▶ **Data records**:
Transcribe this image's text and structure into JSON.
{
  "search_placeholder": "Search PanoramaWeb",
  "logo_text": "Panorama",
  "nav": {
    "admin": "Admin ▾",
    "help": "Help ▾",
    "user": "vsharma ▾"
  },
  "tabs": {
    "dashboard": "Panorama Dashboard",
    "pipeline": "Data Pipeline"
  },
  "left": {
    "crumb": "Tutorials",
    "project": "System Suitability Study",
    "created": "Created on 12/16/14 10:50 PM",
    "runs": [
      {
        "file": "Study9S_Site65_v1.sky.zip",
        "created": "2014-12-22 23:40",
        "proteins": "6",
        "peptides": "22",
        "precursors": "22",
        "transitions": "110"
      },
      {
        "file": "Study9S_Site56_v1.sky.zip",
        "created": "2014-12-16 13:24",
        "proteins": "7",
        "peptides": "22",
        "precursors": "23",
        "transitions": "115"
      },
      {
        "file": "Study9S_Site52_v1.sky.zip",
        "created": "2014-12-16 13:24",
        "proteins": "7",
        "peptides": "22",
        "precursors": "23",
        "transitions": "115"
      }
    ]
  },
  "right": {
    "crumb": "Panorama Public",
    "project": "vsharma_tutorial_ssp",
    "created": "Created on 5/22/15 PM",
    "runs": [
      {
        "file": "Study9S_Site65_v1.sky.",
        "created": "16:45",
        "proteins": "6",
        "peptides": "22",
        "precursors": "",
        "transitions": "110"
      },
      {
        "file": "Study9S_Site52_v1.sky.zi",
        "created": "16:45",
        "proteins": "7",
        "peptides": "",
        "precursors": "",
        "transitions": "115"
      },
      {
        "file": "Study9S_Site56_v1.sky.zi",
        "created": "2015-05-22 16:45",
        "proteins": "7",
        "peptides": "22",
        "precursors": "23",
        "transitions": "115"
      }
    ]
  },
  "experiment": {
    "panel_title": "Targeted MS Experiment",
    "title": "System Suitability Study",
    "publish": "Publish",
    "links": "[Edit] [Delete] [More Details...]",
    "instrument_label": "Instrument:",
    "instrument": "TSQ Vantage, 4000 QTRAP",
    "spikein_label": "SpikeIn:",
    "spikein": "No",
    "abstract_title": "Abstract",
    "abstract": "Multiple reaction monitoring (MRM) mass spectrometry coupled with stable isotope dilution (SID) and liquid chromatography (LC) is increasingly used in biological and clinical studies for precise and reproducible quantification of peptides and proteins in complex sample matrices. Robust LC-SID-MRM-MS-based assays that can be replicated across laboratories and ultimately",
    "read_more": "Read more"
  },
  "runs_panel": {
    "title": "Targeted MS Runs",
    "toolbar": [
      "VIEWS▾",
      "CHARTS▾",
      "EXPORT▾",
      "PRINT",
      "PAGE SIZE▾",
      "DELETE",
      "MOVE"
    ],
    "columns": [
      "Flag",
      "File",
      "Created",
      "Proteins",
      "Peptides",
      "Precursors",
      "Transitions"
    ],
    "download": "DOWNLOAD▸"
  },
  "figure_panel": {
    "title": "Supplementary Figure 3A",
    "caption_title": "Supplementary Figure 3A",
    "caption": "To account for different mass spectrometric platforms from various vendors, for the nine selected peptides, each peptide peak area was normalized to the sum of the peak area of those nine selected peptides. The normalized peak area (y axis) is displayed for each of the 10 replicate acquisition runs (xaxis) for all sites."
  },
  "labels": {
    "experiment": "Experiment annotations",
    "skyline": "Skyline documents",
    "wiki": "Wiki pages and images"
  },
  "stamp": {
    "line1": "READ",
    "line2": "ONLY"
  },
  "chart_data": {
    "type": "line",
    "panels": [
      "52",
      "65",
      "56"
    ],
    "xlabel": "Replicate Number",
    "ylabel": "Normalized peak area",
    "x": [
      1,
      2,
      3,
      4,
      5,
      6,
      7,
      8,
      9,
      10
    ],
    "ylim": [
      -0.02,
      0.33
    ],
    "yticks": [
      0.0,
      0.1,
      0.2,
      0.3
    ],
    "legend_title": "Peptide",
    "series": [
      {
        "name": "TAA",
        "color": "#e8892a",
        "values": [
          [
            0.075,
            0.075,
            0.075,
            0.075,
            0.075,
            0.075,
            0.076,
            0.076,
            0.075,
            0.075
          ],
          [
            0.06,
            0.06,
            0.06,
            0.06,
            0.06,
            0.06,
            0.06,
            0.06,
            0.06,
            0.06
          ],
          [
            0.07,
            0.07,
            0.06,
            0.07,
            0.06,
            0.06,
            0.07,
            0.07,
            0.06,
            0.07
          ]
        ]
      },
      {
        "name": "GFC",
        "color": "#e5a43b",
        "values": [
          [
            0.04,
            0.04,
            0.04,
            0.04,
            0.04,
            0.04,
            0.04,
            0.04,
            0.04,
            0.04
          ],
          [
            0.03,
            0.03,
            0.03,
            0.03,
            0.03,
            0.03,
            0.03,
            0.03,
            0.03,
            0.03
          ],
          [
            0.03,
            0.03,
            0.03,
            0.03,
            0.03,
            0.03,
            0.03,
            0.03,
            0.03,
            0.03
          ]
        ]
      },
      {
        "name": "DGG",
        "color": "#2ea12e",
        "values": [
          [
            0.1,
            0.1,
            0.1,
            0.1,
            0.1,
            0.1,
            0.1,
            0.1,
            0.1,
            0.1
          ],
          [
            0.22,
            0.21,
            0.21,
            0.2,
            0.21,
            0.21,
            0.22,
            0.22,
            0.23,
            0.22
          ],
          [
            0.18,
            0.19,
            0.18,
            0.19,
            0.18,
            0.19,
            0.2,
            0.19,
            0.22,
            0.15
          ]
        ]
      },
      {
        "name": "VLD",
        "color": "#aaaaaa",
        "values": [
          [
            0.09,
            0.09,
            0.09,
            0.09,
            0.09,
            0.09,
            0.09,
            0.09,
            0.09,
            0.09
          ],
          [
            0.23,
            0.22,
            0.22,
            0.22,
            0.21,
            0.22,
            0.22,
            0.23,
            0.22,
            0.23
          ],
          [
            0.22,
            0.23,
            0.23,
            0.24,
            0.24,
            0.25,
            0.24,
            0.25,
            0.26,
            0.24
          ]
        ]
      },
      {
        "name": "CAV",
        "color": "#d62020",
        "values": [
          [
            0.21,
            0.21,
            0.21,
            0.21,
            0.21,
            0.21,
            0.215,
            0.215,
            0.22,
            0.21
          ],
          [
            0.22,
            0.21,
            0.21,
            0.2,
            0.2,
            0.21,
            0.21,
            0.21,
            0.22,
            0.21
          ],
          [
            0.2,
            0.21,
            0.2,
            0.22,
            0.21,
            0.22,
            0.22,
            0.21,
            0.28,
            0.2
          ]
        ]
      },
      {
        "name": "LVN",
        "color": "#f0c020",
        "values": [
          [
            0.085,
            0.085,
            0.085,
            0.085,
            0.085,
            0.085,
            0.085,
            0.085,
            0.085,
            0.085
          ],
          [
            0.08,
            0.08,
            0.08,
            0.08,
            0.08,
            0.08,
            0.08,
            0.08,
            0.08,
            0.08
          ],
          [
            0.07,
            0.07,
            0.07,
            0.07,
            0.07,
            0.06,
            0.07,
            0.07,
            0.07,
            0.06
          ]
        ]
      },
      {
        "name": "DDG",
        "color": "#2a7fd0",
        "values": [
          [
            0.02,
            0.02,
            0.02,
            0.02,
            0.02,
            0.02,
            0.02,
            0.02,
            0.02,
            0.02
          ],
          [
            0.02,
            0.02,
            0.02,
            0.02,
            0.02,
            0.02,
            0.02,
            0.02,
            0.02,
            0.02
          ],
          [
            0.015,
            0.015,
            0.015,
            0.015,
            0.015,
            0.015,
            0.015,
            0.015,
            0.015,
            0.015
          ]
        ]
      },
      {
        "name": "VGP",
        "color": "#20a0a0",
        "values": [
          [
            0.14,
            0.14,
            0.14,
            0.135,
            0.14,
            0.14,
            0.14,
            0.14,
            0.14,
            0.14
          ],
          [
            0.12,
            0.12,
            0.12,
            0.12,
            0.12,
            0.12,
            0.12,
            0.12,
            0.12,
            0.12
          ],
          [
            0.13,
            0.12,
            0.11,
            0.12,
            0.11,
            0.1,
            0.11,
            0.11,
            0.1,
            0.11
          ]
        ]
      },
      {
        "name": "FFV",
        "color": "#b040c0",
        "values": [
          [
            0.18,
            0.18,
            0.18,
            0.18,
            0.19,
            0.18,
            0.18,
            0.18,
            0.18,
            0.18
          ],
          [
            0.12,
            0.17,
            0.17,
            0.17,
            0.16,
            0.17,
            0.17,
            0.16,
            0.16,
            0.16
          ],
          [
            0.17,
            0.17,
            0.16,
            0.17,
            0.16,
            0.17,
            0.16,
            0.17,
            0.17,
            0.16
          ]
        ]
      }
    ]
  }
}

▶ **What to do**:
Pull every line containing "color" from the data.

▶ **Written response**:
        "color": "#e8892a",
        "color": "#e5a43b",
        "color": "#2ea12e",
        "color": "#aaaaaa",
        "color": "#d62020",
        "color": "#f0c020",
        "color": "#2a7fd0",
        "color": "#20a0a0",
        "color": "#b040c0",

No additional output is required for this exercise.